This is the last in the original man vs machine triptych. Man and machine have become merged, unable to be separated without causing immense harm to each. The title is a portmanteau of ‘digital’ and ‘mortality’ in that man has created immortality through technology, but is no longer able to separate where man ends and machine begins. The lyrics in themselves are interesting enough, but the forced pop structures require fairly simple lyrics to fit the songwriting. Had the band been allowed to write what they wanted to write no doubt these songs would have been ten times more interesting than they are here. The album was pushed by two music videos, another properly budgeted effort for ‘Linchpin’, and a cost-effective live video for ‘Damaged’ were shot. The album was a commercial - and critical flop, and due to mounting interpersonal conflicts the band schismed shortly after the album’s global touring cycle was completed.

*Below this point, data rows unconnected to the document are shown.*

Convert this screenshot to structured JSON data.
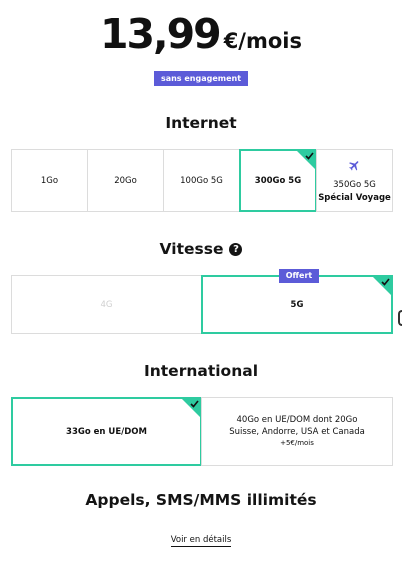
{
  "price": {
    "amount": "13,99",
    "unit": "€/mois"
  },
  "badge": "sans engagement",
  "internet": {
    "title": "Internet",
    "options": [
      {
        "label": "1Go",
        "selected": false
      },
      {
        "label": "20Go",
        "selected": false
      },
      {
        "label": "100Go 5G",
        "selected": false
      },
      {
        "label": "300Go 5G",
        "selected": true
      },
      {
        "label": "350Go 5G",
        "sublabel": "Spécial Voyage",
        "icon": "airplane-icon",
        "selected": false
      }
    ]
  },
  "vitesse": {
    "title": "Vitesse",
    "info_icon": "?",
    "options": [
      {
        "label": "4G",
        "disabled": true
      },
      {
        "label": "5G",
        "selected": true,
        "tag": "Offert"
      }
    ]
  },
  "international": {
    "title": "International",
    "options": [
      {
        "label": "33Go en UE/DOM",
        "selected": true
      },
      {
        "line1": "40Go en UE/DOM dont 20Go",
        "line2": "Suisse, Andorre, USA et Canada",
        "extra": "+5€/mois",
        "selected": false
      }
    ]
  },
  "calls": {
    "title": "Appels, SMS/MMS illimités"
  },
  "details_link": "Voir en détails",
  "colors": {
    "accent_green": "#2ecba0",
    "accent_purple": "#5c5bd8",
    "border": "#dcdcdc"
  }
}
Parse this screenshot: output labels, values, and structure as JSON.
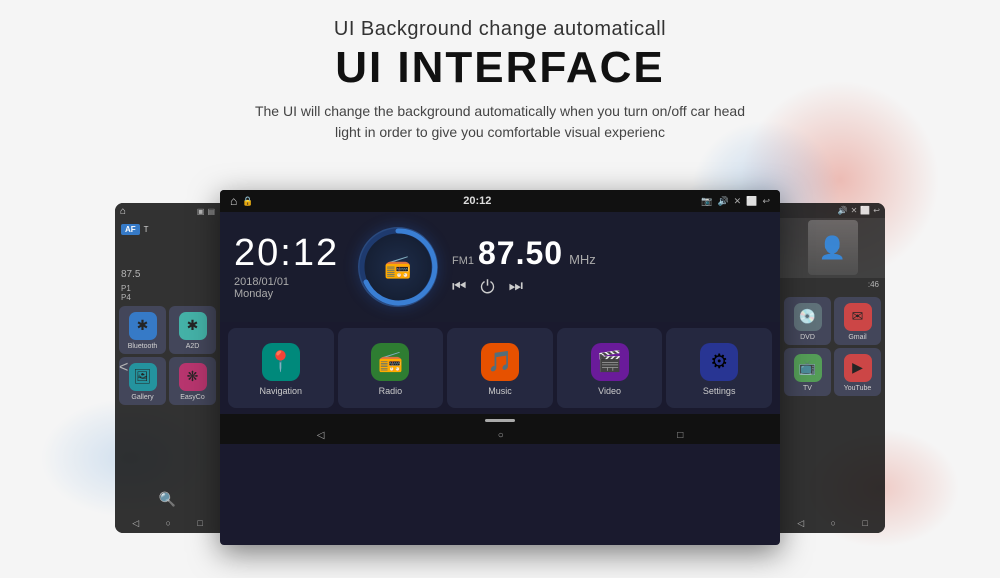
{
  "header": {
    "subtitle": "UI Background change automaticall",
    "title": "UI INTERFACE",
    "desc_line1": "The UI will change the background automatically when you turn on/off car head",
    "desc_line2": "light in order to give you comfortable visual experienc"
  },
  "main_screen": {
    "status_bar": {
      "home_icon": "⌂",
      "lock_icon": "🔒",
      "time": "20:12",
      "icons": [
        "📷",
        "🔊",
        "✕",
        "⬜",
        "↩"
      ]
    },
    "clock": {
      "time": "20:12",
      "date": "2018/01/01",
      "day": "Monday"
    },
    "radio": {
      "label": "FM1",
      "freq": "87.50",
      "unit": "MHz"
    },
    "apps": [
      {
        "label": "Navigation",
        "icon": "📍",
        "bg": "bg-teal"
      },
      {
        "label": "Radio",
        "icon": "📻",
        "bg": "bg-green"
      },
      {
        "label": "Music",
        "icon": "🎵",
        "bg": "bg-orange"
      },
      {
        "label": "Video",
        "icon": "🎬",
        "bg": "bg-purple"
      },
      {
        "label": "Settings",
        "icon": "⚙",
        "bg": "bg-indigo"
      }
    ]
  },
  "left_screen": {
    "apps": [
      {
        "label": "Bluetooth",
        "icon": "✱",
        "bg": "bg-blue"
      },
      {
        "label": "A2D",
        "icon": "✱",
        "bg": "bg-teal2"
      },
      {
        "label": "Gallery",
        "icon": "🖼",
        "bg": "bg-cyan"
      },
      {
        "label": "EasyCo",
        "icon": "❋",
        "bg": "bg-pink"
      }
    ]
  },
  "right_screen": {
    "apps": [
      {
        "label": "DVD",
        "icon": "💿",
        "bg": "bg-grey"
      },
      {
        "label": "Gmail",
        "icon": "✉",
        "bg": "bg-red"
      },
      {
        "label": "TV",
        "icon": "📺",
        "bg": "bg-green2"
      },
      {
        "label": "YouTube",
        "icon": "▶",
        "bg": "bg-red"
      }
    ]
  }
}
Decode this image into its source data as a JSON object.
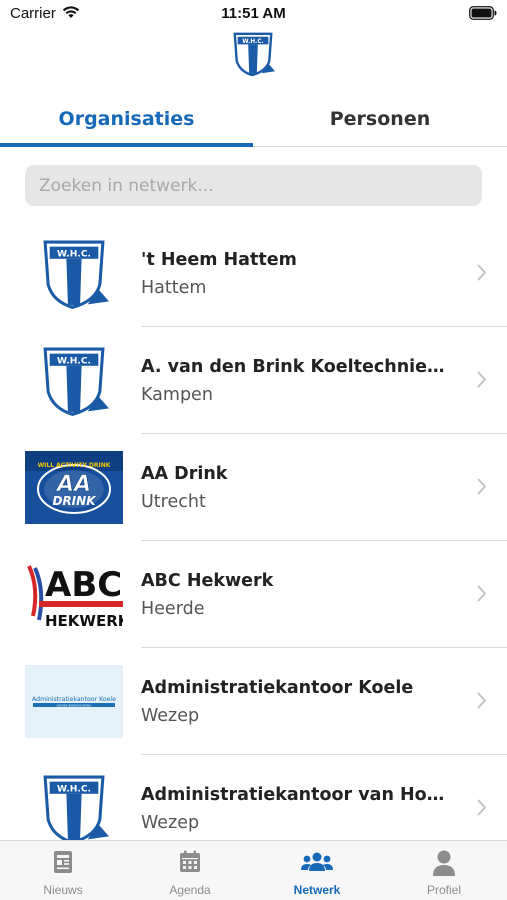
{
  "status_bar": {
    "carrier": "Carrier",
    "time": "11:51 AM"
  },
  "header": {
    "logo_icon": "whc-club-logo"
  },
  "tabs": [
    {
      "label": "Organisaties",
      "active": true
    },
    {
      "label": "Personen",
      "active": false
    }
  ],
  "search": {
    "placeholder": "Zoeken in netwerk..."
  },
  "organisations": [
    {
      "name": "'t Heem Hattem",
      "city": "Hattem",
      "logo": "whc-logo"
    },
    {
      "name": "A. van den Brink Koeltechniek...",
      "city": "Kampen",
      "logo": "whc-logo"
    },
    {
      "name": "AA Drink",
      "city": "Utrecht",
      "logo": "aa-drink-logo"
    },
    {
      "name": "ABC Hekwerk",
      "city": "Heerde",
      "logo": "abc-hekwerk-logo"
    },
    {
      "name": "Administratiekantoor Koele",
      "city": "Wezep",
      "logo": "administratiekantoor-koele-logo"
    },
    {
      "name": "Administratiekantoor van Ho...",
      "city": "Wezep",
      "logo": "whc-logo"
    }
  ],
  "logo_text": {
    "whc": "W.H.C.",
    "aa_drink_ring": "WILL ACTIVITY DRINK",
    "aa_drink_big": "AA",
    "aa_drink_word": "DRINK",
    "abc_top": "ABC",
    "abc_bottom": "HEKWERK",
    "koele_line1": "Administratiekantoor Koele",
    "koele_line2": "ADVIES-BOEKHOUDING"
  },
  "tabbar": [
    {
      "label": "Nieuws",
      "icon": "newspaper-icon",
      "active": false
    },
    {
      "label": "Agenda",
      "icon": "calendar-icon",
      "active": false
    },
    {
      "label": "Netwerk",
      "icon": "users-icon",
      "active": true
    },
    {
      "label": "Profiel",
      "icon": "user-icon",
      "active": false
    }
  ],
  "colors": {
    "accent": "#1769b8",
    "inactive": "#8c8c8c",
    "search_bg": "#e6e6e6"
  }
}
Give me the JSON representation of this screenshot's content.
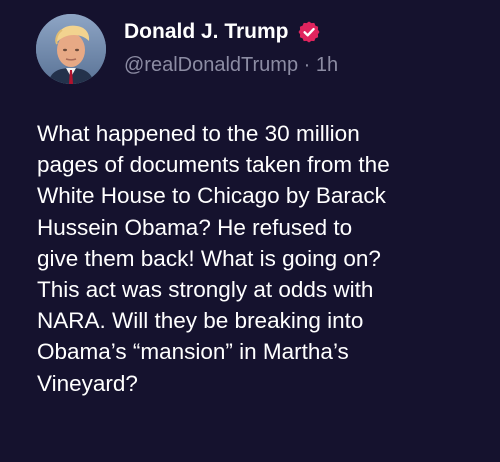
{
  "tweet": {
    "display_name": "Donald J. Trump",
    "handle": "@realDonaldTrump",
    "separator": "·",
    "timestamp": "1h",
    "text": "What happened to the 30 million\npages of documents taken from the\nWhite House to Chicago by Barack\nHussein Obama? He refused to\ngive them back! What is going on?\nThis act was strongly at odds with\nNARA. Will they be breaking into\nObama’s “mansion” in Martha’s\nVineyard?",
    "verified_icon": "verified-badge-icon",
    "colors": {
      "background": "#15122e",
      "text": "#ffffff",
      "meta": "#8c8ca3",
      "verified_badge": "#e0245e"
    }
  }
}
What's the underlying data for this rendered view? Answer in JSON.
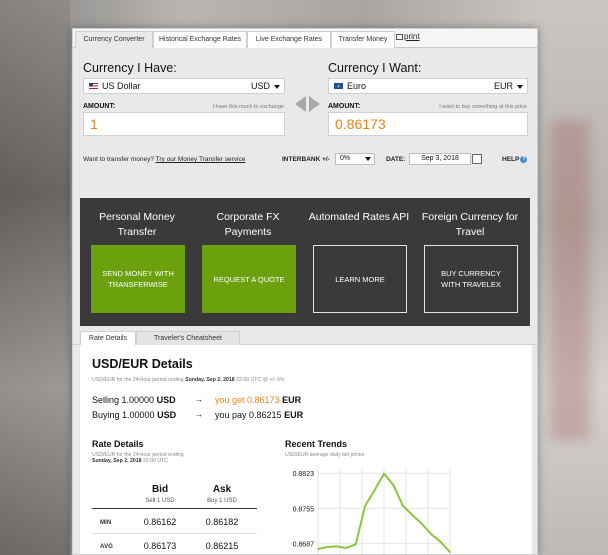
{
  "tabs": {
    "items": [
      "Currency Converter",
      "Historical Exchange Rates",
      "Live Exchange Rates",
      "Transfer Money"
    ],
    "print": "print"
  },
  "converter": {
    "have_label": "Currency I Have:",
    "want_label": "Currency I Want:",
    "have_currency": {
      "name": "US Dollar",
      "code": "USD"
    },
    "want_currency": {
      "name": "Euro",
      "code": "EUR"
    },
    "amount_label": "AMOUNT:",
    "have_hint": "I have this much to exchange",
    "want_hint": "I want to buy something at this price",
    "have_amount": "1",
    "want_amount": "0.86173",
    "transfer_prompt": "Want to transfer money?",
    "transfer_link": "Try our Money Transfer service",
    "interbank_label": "INTERBANK +/-",
    "interbank_value": "0%",
    "date_label": "DATE:",
    "date_value": "Sep 3, 2018",
    "help": "HELP"
  },
  "promo": [
    {
      "title": "Personal Money Transfer",
      "button": "SEND MONEY WITH TRANSFERWISE"
    },
    {
      "title": "Corporate FX Payments",
      "button": "REQUEST A QUOTE"
    },
    {
      "title": "Automated Rates API",
      "button": "LEARN MORE"
    },
    {
      "title": "Foreign Currency for Travel",
      "button": "BUY CURRENCY WITH TRAVELEX"
    }
  ],
  "subtabs": [
    "Rate Details",
    "Traveler's Cheatsheet"
  ],
  "details": {
    "title": "USD/EUR Details",
    "period_prefix": "USD/EUR for the 24-hour period ending",
    "period_date": "Sunday, Sep 2, 2018",
    "period_suffix": "22:00 UTC @ +/- 0%",
    "sell_prefix": "Selling 1.00000",
    "sell_code": "USD",
    "sell_result": "you get 0.86173",
    "sell_result_code": "EUR",
    "buy_prefix": "Buying 1.00000",
    "buy_code": "USD",
    "buy_result": "you pay 0.86215",
    "buy_result_code": "EUR"
  },
  "rate_details": {
    "title": "Rate Details",
    "sub_prefix": "USD/EUR for the 24-hour period ending",
    "sub_date": "Sunday, Sep 2, 2018",
    "sub_time": "22:00 UTC",
    "col_bid": "Bid",
    "col_ask": "Ask",
    "bid_sub": "Sell 1 USD",
    "ask_sub": "Buy 1 USD",
    "rows": [
      {
        "label": "MIN",
        "bid": "0.86162",
        "ask": "0.86182"
      },
      {
        "label": "AVG",
        "bid": "0.86173",
        "ask": "0.86215"
      }
    ]
  },
  "trends": {
    "title": "Recent Trends",
    "subtitle": "USD/EUR average daily bid prices"
  },
  "chart_data": {
    "type": "line",
    "title": "Recent Trends",
    "subtitle": "USD/EUR average daily bid prices",
    "y_ticks": [
      "0.8823",
      "0.8755",
      "0.8687"
    ],
    "ylim": [
      0.8645,
      0.8835
    ],
    "x": [
      0,
      1,
      2,
      3,
      4,
      5,
      6,
      7,
      8,
      9,
      10,
      11,
      12,
      13,
      14
    ],
    "values": [
      0.8676,
      0.868,
      0.8681,
      0.8678,
      0.8685,
      0.876,
      0.879,
      0.8822,
      0.88,
      0.876,
      0.8742,
      0.8725,
      0.8705,
      0.869,
      0.867
    ],
    "grid": true,
    "color": "#8cc63f"
  },
  "colors": {
    "accent_orange": "#e8841a",
    "promo_green": "#6aa10d",
    "promo_bg": "#3a3a3a"
  }
}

For the third time in a row the band opted to track the album at a different facility than the album before. “Digimortal” was recorded at Ocean Studio in Burbank, California with trusted producer Rhys Fulber. Further digital assembling and recording were completed at Armoury Studios in Vancouver, British Columbia. The band had originally planned to work with famed producer Bob Rock, but he declined. Toby Wright was subsequently approached, but he was committed to producing an Ozzy Osbourne record. Pre-production was completed at Studio Dee in Glendale, California with Malcolm Springer. Central to the writing sessions was the idea of simplification. While initially conceived as a non-conceptual effort it was later repurposed to fit the band’s ongoing man versus machine narrative. Bass – and rhythm guitars have an equal prominence in the production, although it undoubtly is Christian Olde Wolbers’ booming bass guitar that is the most interesting in the grand scheme of things. For all intents and purposes “Digimortal” is blessed with the glossiest production the band had ever experienced, before or since.

In the period of 1999-2002 Roadrunner Records was known to push its key outfits into more marketable territory. Along with notable victims Machine Head and Sepultura, Fear Factory also fell victim to this industry trend. It is something from which they never truly recovered as its output since then as been spotty at best. The band would later depart the label after the “Digimortal” debacle, and reconfigure itself. The result of this would be the release of the lukewarm but effective “Archetype” before experiencing a similar bout of executive meddling which effectively led to the band’s second breakup. Each of Roadrunner’s 90s key players underwent a similar trajectory, as a result of its meddling each outfit experienced its own identity crisis in trying to recapture the vibe that got them signed in the first place. The story of Fear Factory is one of many, but unlike a lot of its contemporaries they escaped their fate relatively unscathed.